BEGIN

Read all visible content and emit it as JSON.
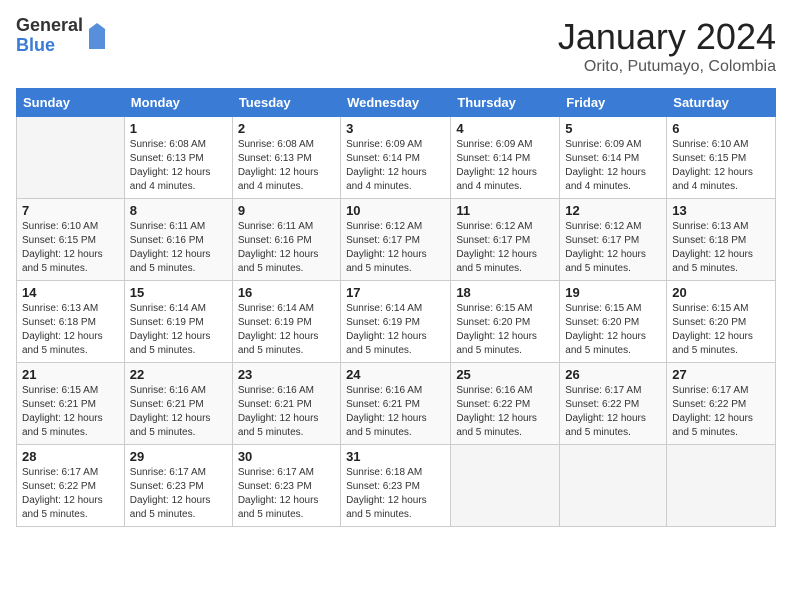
{
  "header": {
    "logo_general": "General",
    "logo_blue": "Blue",
    "month_title": "January 2024",
    "location": "Orito, Putumayo, Colombia"
  },
  "days_of_week": [
    "Sunday",
    "Monday",
    "Tuesday",
    "Wednesday",
    "Thursday",
    "Friday",
    "Saturday"
  ],
  "weeks": [
    [
      {
        "day": "",
        "info": ""
      },
      {
        "day": "1",
        "info": "Sunrise: 6:08 AM\nSunset: 6:13 PM\nDaylight: 12 hours\nand 4 minutes."
      },
      {
        "day": "2",
        "info": "Sunrise: 6:08 AM\nSunset: 6:13 PM\nDaylight: 12 hours\nand 4 minutes."
      },
      {
        "day": "3",
        "info": "Sunrise: 6:09 AM\nSunset: 6:14 PM\nDaylight: 12 hours\nand 4 minutes."
      },
      {
        "day": "4",
        "info": "Sunrise: 6:09 AM\nSunset: 6:14 PM\nDaylight: 12 hours\nand 4 minutes."
      },
      {
        "day": "5",
        "info": "Sunrise: 6:09 AM\nSunset: 6:14 PM\nDaylight: 12 hours\nand 4 minutes."
      },
      {
        "day": "6",
        "info": "Sunrise: 6:10 AM\nSunset: 6:15 PM\nDaylight: 12 hours\nand 4 minutes."
      }
    ],
    [
      {
        "day": "7",
        "info": "Sunrise: 6:10 AM\nSunset: 6:15 PM\nDaylight: 12 hours\nand 5 minutes."
      },
      {
        "day": "8",
        "info": "Sunrise: 6:11 AM\nSunset: 6:16 PM\nDaylight: 12 hours\nand 5 minutes."
      },
      {
        "day": "9",
        "info": "Sunrise: 6:11 AM\nSunset: 6:16 PM\nDaylight: 12 hours\nand 5 minutes."
      },
      {
        "day": "10",
        "info": "Sunrise: 6:12 AM\nSunset: 6:17 PM\nDaylight: 12 hours\nand 5 minutes."
      },
      {
        "day": "11",
        "info": "Sunrise: 6:12 AM\nSunset: 6:17 PM\nDaylight: 12 hours\nand 5 minutes."
      },
      {
        "day": "12",
        "info": "Sunrise: 6:12 AM\nSunset: 6:17 PM\nDaylight: 12 hours\nand 5 minutes."
      },
      {
        "day": "13",
        "info": "Sunrise: 6:13 AM\nSunset: 6:18 PM\nDaylight: 12 hours\nand 5 minutes."
      }
    ],
    [
      {
        "day": "14",
        "info": "Sunrise: 6:13 AM\nSunset: 6:18 PM\nDaylight: 12 hours\nand 5 minutes."
      },
      {
        "day": "15",
        "info": "Sunrise: 6:14 AM\nSunset: 6:19 PM\nDaylight: 12 hours\nand 5 minutes."
      },
      {
        "day": "16",
        "info": "Sunrise: 6:14 AM\nSunset: 6:19 PM\nDaylight: 12 hours\nand 5 minutes."
      },
      {
        "day": "17",
        "info": "Sunrise: 6:14 AM\nSunset: 6:19 PM\nDaylight: 12 hours\nand 5 minutes."
      },
      {
        "day": "18",
        "info": "Sunrise: 6:15 AM\nSunset: 6:20 PM\nDaylight: 12 hours\nand 5 minutes."
      },
      {
        "day": "19",
        "info": "Sunrise: 6:15 AM\nSunset: 6:20 PM\nDaylight: 12 hours\nand 5 minutes."
      },
      {
        "day": "20",
        "info": "Sunrise: 6:15 AM\nSunset: 6:20 PM\nDaylight: 12 hours\nand 5 minutes."
      }
    ],
    [
      {
        "day": "21",
        "info": "Sunrise: 6:15 AM\nSunset: 6:21 PM\nDaylight: 12 hours\nand 5 minutes."
      },
      {
        "day": "22",
        "info": "Sunrise: 6:16 AM\nSunset: 6:21 PM\nDaylight: 12 hours\nand 5 minutes."
      },
      {
        "day": "23",
        "info": "Sunrise: 6:16 AM\nSunset: 6:21 PM\nDaylight: 12 hours\nand 5 minutes."
      },
      {
        "day": "24",
        "info": "Sunrise: 6:16 AM\nSunset: 6:21 PM\nDaylight: 12 hours\nand 5 minutes."
      },
      {
        "day": "25",
        "info": "Sunrise: 6:16 AM\nSunset: 6:22 PM\nDaylight: 12 hours\nand 5 minutes."
      },
      {
        "day": "26",
        "info": "Sunrise: 6:17 AM\nSunset: 6:22 PM\nDaylight: 12 hours\nand 5 minutes."
      },
      {
        "day": "27",
        "info": "Sunrise: 6:17 AM\nSunset: 6:22 PM\nDaylight: 12 hours\nand 5 minutes."
      }
    ],
    [
      {
        "day": "28",
        "info": "Sunrise: 6:17 AM\nSunset: 6:22 PM\nDaylight: 12 hours\nand 5 minutes."
      },
      {
        "day": "29",
        "info": "Sunrise: 6:17 AM\nSunset: 6:23 PM\nDaylight: 12 hours\nand 5 minutes."
      },
      {
        "day": "30",
        "info": "Sunrise: 6:17 AM\nSunset: 6:23 PM\nDaylight: 12 hours\nand 5 minutes."
      },
      {
        "day": "31",
        "info": "Sunrise: 6:18 AM\nSunset: 6:23 PM\nDaylight: 12 hours\nand 5 minutes."
      },
      {
        "day": "",
        "info": ""
      },
      {
        "day": "",
        "info": ""
      },
      {
        "day": "",
        "info": ""
      }
    ]
  ]
}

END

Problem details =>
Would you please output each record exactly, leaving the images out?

Task answer =>
Read all visible content and emit it as JSON.
{
  "header": {
    "logo_general": "General",
    "logo_blue": "Blue",
    "month_title": "January 2024",
    "location": "Orito, Putumayo, Colombia"
  },
  "days_of_week": [
    "Sunday",
    "Monday",
    "Tuesday",
    "Wednesday",
    "Thursday",
    "Friday",
    "Saturday"
  ],
  "weeks": [
    [
      {
        "day": "",
        "info": ""
      },
      {
        "day": "1",
        "info": "Sunrise: 6:08 AM\nSunset: 6:13 PM\nDaylight: 12 hours\nand 4 minutes."
      },
      {
        "day": "2",
        "info": "Sunrise: 6:08 AM\nSunset: 6:13 PM\nDaylight: 12 hours\nand 4 minutes."
      },
      {
        "day": "3",
        "info": "Sunrise: 6:09 AM\nSunset: 6:14 PM\nDaylight: 12 hours\nand 4 minutes."
      },
      {
        "day": "4",
        "info": "Sunrise: 6:09 AM\nSunset: 6:14 PM\nDaylight: 12 hours\nand 4 minutes."
      },
      {
        "day": "5",
        "info": "Sunrise: 6:09 AM\nSunset: 6:14 PM\nDaylight: 12 hours\nand 4 minutes."
      },
      {
        "day": "6",
        "info": "Sunrise: 6:10 AM\nSunset: 6:15 PM\nDaylight: 12 hours\nand 4 minutes."
      }
    ],
    [
      {
        "day": "7",
        "info": "Sunrise: 6:10 AM\nSunset: 6:15 PM\nDaylight: 12 hours\nand 5 minutes."
      },
      {
        "day": "8",
        "info": "Sunrise: 6:11 AM\nSunset: 6:16 PM\nDaylight: 12 hours\nand 5 minutes."
      },
      {
        "day": "9",
        "info": "Sunrise: 6:11 AM\nSunset: 6:16 PM\nDaylight: 12 hours\nand 5 minutes."
      },
      {
        "day": "10",
        "info": "Sunrise: 6:12 AM\nSunset: 6:17 PM\nDaylight: 12 hours\nand 5 minutes."
      },
      {
        "day": "11",
        "info": "Sunrise: 6:12 AM\nSunset: 6:17 PM\nDaylight: 12 hours\nand 5 minutes."
      },
      {
        "day": "12",
        "info": "Sunrise: 6:12 AM\nSunset: 6:17 PM\nDaylight: 12 hours\nand 5 minutes."
      },
      {
        "day": "13",
        "info": "Sunrise: 6:13 AM\nSunset: 6:18 PM\nDaylight: 12 hours\nand 5 minutes."
      }
    ],
    [
      {
        "day": "14",
        "info": "Sunrise: 6:13 AM\nSunset: 6:18 PM\nDaylight: 12 hours\nand 5 minutes."
      },
      {
        "day": "15",
        "info": "Sunrise: 6:14 AM\nSunset: 6:19 PM\nDaylight: 12 hours\nand 5 minutes."
      },
      {
        "day": "16",
        "info": "Sunrise: 6:14 AM\nSunset: 6:19 PM\nDaylight: 12 hours\nand 5 minutes."
      },
      {
        "day": "17",
        "info": "Sunrise: 6:14 AM\nSunset: 6:19 PM\nDaylight: 12 hours\nand 5 minutes."
      },
      {
        "day": "18",
        "info": "Sunrise: 6:15 AM\nSunset: 6:20 PM\nDaylight: 12 hours\nand 5 minutes."
      },
      {
        "day": "19",
        "info": "Sunrise: 6:15 AM\nSunset: 6:20 PM\nDaylight: 12 hours\nand 5 minutes."
      },
      {
        "day": "20",
        "info": "Sunrise: 6:15 AM\nSunset: 6:20 PM\nDaylight: 12 hours\nand 5 minutes."
      }
    ],
    [
      {
        "day": "21",
        "info": "Sunrise: 6:15 AM\nSunset: 6:21 PM\nDaylight: 12 hours\nand 5 minutes."
      },
      {
        "day": "22",
        "info": "Sunrise: 6:16 AM\nSunset: 6:21 PM\nDaylight: 12 hours\nand 5 minutes."
      },
      {
        "day": "23",
        "info": "Sunrise: 6:16 AM\nSunset: 6:21 PM\nDaylight: 12 hours\nand 5 minutes."
      },
      {
        "day": "24",
        "info": "Sunrise: 6:16 AM\nSunset: 6:21 PM\nDaylight: 12 hours\nand 5 minutes."
      },
      {
        "day": "25",
        "info": "Sunrise: 6:16 AM\nSunset: 6:22 PM\nDaylight: 12 hours\nand 5 minutes."
      },
      {
        "day": "26",
        "info": "Sunrise: 6:17 AM\nSunset: 6:22 PM\nDaylight: 12 hours\nand 5 minutes."
      },
      {
        "day": "27",
        "info": "Sunrise: 6:17 AM\nSunset: 6:22 PM\nDaylight: 12 hours\nand 5 minutes."
      }
    ],
    [
      {
        "day": "28",
        "info": "Sunrise: 6:17 AM\nSunset: 6:22 PM\nDaylight: 12 hours\nand 5 minutes."
      },
      {
        "day": "29",
        "info": "Sunrise: 6:17 AM\nSunset: 6:23 PM\nDaylight: 12 hours\nand 5 minutes."
      },
      {
        "day": "30",
        "info": "Sunrise: 6:17 AM\nSunset: 6:23 PM\nDaylight: 12 hours\nand 5 minutes."
      },
      {
        "day": "31",
        "info": "Sunrise: 6:18 AM\nSunset: 6:23 PM\nDaylight: 12 hours\nand 5 minutes."
      },
      {
        "day": "",
        "info": ""
      },
      {
        "day": "",
        "info": ""
      },
      {
        "day": "",
        "info": ""
      }
    ]
  ]
}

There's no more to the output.